Each sub-discipline studies human culture in unique and specific ways. Through the DDHR Program, students and faculty work together to discover answers to global and local issues including migration, displacement, inequality, and human rights violations associated with war. Faculty in the program research issues from food security and environmental sustainability in East Tennessee to examining the spiritual and political significance of improper burials in Uganda, Africa.
“With scientific evidence, we can investigate the big, existential questions about the nature of being human and if we are destined for war and conflict,” Hepner says.
The DDHR Program also impacts how students think about anthropology at the undergraduate and graduate levels.

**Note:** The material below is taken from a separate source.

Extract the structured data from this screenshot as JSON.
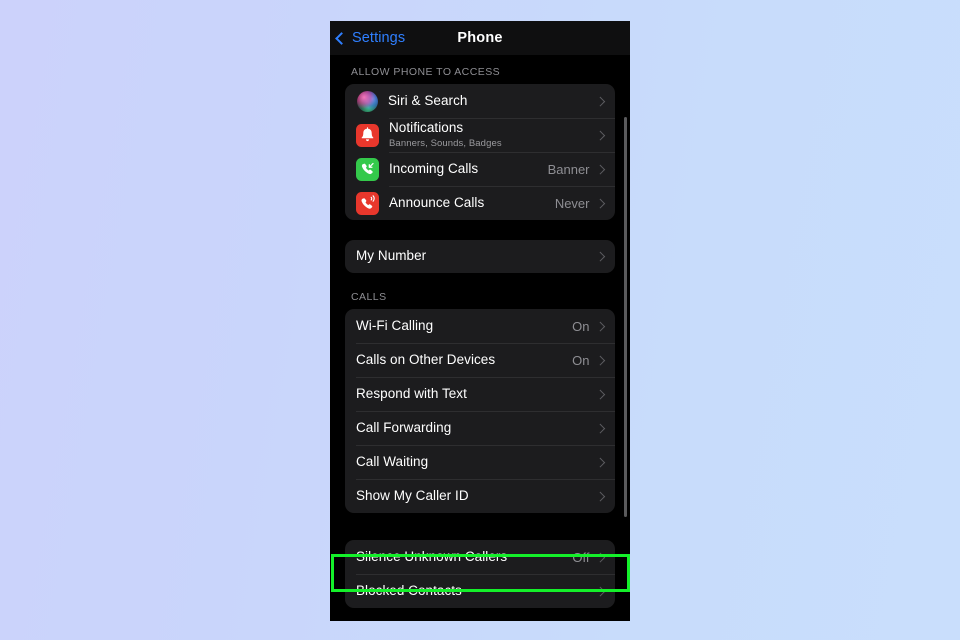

Undergraduate majors are required to take classes in each sub-discipline before choosing a focus for research at the graduate level.
“Our program really demonstrates the value of exploring all the sub-disciplines of anthropology,” Hepner says.
Graduate students in the DDHR Program broaden their training as anthropologists and become more competitive in their field because they are not narrow, technical specialists.
“Our graduates are well-trained, broad-based scholars with critical imaginations and a specific kind of skill set that prepares them for their careers,” Hepner says. “They have the opportunity to see what you can do on a research project when you bring together the sub-disciplines in anthropology.”
Although the program is only three years old, it provides students the unique opportunity to discuss problems about natural and human-made disasters, displacement of people and cultures, and human rights issues from an anthropological perspective.
“We are training researchers who will go on and use the basis of their research to inform policies, interventions, and strategies for dealing with some of the most pressing problems facing the world,” Hepner says. “We are not training people to be humanitarian workers; we are training anthropologists.”
Originally published in Higher Ground, April 20, 2017.